More on STEAM: Nancy Flanagan asks in Education Weekʻs Teacher in a Strange Land blog about what happens when teachers decide to integrate the arts in STEM, and how students can be better engaged in those lessons.
The author writes that, “…it’s not easy to integrate rich arts practice or content into science and math instruction. Especially when the assumption is that good curriculum begins with “core subjects,” the arts acting as a kind of color commentary.”
She goes on to say that “traditional classroom practice is not designed to encourage multi-disciplinary mash-ups, no matter how many posters of Einstein playing the violin we strew around our classrooms.”
Making sure that all five content areas of STEAM are being taught in every lesson becomes very complex, and if the lessons are not relevant to students and their interests, the students will not be engaged.
She concludes, “If you want to teach kids how to apply core knowledge, however, you have to do the hard work of fitting the concepts to problems that genuinely engage kids.”
See “STEAM-Roller” by Nancy Flanagan, Education Week blog, October 31, 2013.
LA Music Centerʻs Curriculum Now Online: The Los Angeles Music Center made its Artsource® curriculum available to educators online on October 31, 2013. The curriculum includes 69 units of study in music, theater, and dance, and integrates the arts with other subject areas, such as language arts, social studies, history and science. The curriculum includes multicultural art forms and media, and guides students through varied levels of standards-based lessons. The lessons are aligned to the California Visual and Performing Arts Framework and Arts Standards and include clear student outcomes and criteria for meaningful tasks and assessment questions.
The LA Music Centerʻs Curriculum is available.
Studying the Arts Leads to More Patents and Businesses: Researchers at Michigan State University, Center for Community Economic Development, published a study in April 2013 that shows that, “…disposing of arts and crafts may have negative consequences for the countryʻs ability to produce innovative scientists and engineers who invent patentable products and found new companies.”
According to an abstract of the study, the researchers tracked the 1995 graduates of Michigan State Universityʻs Honors College in science and technology, and found that the graduates who have an extensive background in arts and crafts also have more patentable inventions and have created more new companies than average.

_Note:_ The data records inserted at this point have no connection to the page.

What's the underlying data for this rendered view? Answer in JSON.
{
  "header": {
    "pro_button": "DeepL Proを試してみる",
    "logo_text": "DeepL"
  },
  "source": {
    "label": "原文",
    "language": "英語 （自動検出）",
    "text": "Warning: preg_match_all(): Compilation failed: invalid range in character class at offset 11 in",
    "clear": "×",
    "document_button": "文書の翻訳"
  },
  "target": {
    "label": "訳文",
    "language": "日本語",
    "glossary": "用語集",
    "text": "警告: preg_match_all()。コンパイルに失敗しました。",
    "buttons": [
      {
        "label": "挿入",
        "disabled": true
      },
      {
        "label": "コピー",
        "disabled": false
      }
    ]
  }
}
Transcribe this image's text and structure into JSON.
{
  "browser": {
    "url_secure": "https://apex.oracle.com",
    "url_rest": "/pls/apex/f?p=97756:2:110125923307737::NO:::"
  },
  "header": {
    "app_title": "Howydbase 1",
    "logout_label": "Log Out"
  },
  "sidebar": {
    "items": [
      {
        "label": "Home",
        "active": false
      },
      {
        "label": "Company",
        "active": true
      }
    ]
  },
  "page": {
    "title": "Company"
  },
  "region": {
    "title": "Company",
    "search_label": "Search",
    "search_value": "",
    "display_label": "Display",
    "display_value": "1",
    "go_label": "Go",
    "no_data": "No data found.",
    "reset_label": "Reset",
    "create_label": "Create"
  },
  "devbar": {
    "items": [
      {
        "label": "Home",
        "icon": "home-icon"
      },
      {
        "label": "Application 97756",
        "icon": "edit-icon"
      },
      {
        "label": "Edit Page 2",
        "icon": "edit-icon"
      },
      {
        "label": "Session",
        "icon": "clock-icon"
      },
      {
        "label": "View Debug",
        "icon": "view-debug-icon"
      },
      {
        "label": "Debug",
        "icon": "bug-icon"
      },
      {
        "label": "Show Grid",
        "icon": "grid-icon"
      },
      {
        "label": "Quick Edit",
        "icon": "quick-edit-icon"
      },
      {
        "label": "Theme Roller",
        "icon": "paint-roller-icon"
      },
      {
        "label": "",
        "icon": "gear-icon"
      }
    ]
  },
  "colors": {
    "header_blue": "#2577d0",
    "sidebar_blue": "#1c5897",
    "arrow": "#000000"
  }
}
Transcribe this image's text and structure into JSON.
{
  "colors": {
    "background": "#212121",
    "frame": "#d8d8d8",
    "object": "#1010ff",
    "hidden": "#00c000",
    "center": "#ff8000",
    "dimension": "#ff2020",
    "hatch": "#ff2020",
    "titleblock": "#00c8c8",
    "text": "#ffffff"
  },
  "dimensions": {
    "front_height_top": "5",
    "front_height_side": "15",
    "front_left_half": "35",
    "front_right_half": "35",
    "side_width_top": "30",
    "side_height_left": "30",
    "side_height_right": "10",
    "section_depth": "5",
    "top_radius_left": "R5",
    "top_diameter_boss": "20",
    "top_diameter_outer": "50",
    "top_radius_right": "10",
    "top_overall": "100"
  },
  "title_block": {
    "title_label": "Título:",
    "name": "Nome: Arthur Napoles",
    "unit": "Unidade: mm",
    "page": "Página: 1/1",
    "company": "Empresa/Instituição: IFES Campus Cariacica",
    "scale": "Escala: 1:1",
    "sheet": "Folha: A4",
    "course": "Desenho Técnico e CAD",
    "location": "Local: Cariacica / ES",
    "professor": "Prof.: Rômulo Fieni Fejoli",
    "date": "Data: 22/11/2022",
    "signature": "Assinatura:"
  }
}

The graduates also reported that, “… their innovative ability is stimulated by their arts and crafts knowledge”. Craft skills are defined as hobbies, including carpentry, quilting, electronics, photography, electronics, etc.
According to the abstract, “…lifelong participation and exposure in the arts and crafts yields the most significant impacts for innovators and entrepreneurs.”
The study is available for purchase: “Arts and Crafts Critical to Economic Innovation” by Rex LaMore1, Robert Root-Bernstein, Michele Root-Bernstein, John H. Schweitzer, James L. Lawton, Eileen Roraback, Amber Peruski1, Megan VanDyke1, and Laleah Fernandez, Economic Development Quarterly, April 28, 2013
An abstract of the study is available.
Information about the study is also available in Chapter 6 in the book Creating Communities: Art Works in Economic Development, Edited by Michael Rushton with a foreword by Rocco Landesman, The Brookings Institute, 2013. Chapter 6 is entitled, “Arts, Crafts, and STEM Innovation: A Network Approach to Understanding the Creative Knowledge Economy” by Robert Root-Bernstein, Rex La More, James Lawton, John Schweitzer, Michele Root-Bernstein, Eileen Roraback, Amber Puruski, and Megan VanDyke.